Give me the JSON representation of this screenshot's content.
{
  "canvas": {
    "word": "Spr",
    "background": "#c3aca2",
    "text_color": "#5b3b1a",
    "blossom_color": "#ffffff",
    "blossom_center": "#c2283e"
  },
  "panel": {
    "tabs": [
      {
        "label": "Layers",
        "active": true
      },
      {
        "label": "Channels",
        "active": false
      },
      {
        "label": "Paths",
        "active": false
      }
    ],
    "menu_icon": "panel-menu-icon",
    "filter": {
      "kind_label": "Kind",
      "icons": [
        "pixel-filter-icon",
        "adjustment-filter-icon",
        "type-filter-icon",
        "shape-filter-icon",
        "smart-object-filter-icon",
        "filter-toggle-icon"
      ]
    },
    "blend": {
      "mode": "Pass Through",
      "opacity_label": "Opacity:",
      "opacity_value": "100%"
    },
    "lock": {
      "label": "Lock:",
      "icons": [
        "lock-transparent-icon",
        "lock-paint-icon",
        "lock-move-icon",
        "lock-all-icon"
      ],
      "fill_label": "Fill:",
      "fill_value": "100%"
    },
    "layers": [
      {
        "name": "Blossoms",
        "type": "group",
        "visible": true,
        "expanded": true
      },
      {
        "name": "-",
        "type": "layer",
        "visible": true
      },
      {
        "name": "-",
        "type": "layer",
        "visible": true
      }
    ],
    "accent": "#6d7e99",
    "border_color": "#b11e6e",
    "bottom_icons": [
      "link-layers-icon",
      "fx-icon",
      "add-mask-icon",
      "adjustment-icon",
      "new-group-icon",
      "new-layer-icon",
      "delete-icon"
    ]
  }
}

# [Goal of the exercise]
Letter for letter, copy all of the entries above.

# [Solution to the problem]
Give me the JSON representation of this screenshot's content.
{
  "canvas": {
    "word": "Spr",
    "background": "#c3aca2",
    "text_color": "#5b3b1a",
    "blossom_color": "#ffffff",
    "blossom_center": "#c2283e"
  },
  "panel": {
    "tabs": [
      {
        "label": "Layers",
        "active": true
      },
      {
        "label": "Channels",
        "active": false
      },
      {
        "label": "Paths",
        "active": false
      }
    ],
    "menu_icon": "panel-menu-icon",
    "filter": {
      "kind_label": "Kind",
      "icons": [
        "pixel-filter-icon",
        "adjustment-filter-icon",
        "type-filter-icon",
        "shape-filter-icon",
        "smart-object-filter-icon",
        "filter-toggle-icon"
      ]
    },
    "blend": {
      "mode": "Pass Through",
      "opacity_label": "Opacity:",
      "opacity_value": "100%"
    },
    "lock": {
      "label": "Lock:",
      "icons": [
        "lock-transparent-icon",
        "lock-paint-icon",
        "lock-move-icon",
        "lock-all-icon"
      ],
      "fill_label": "Fill:",
      "fill_value": "100%"
    },
    "layers": [
      {
        "name": "Blossoms",
        "type": "group",
        "visible": true,
        "expanded": true
      },
      {
        "name": "-",
        "type": "layer",
        "visible": true
      },
      {
        "name": "-",
        "type": "layer",
        "visible": true
      }
    ],
    "accent": "#6d7e99",
    "border_color": "#b11e6e",
    "bottom_icons": [
      "link-layers-icon",
      "fx-icon",
      "add-mask-icon",
      "adjustment-icon",
      "new-group-icon",
      "new-layer-icon",
      "delete-icon"
    ]
  }
}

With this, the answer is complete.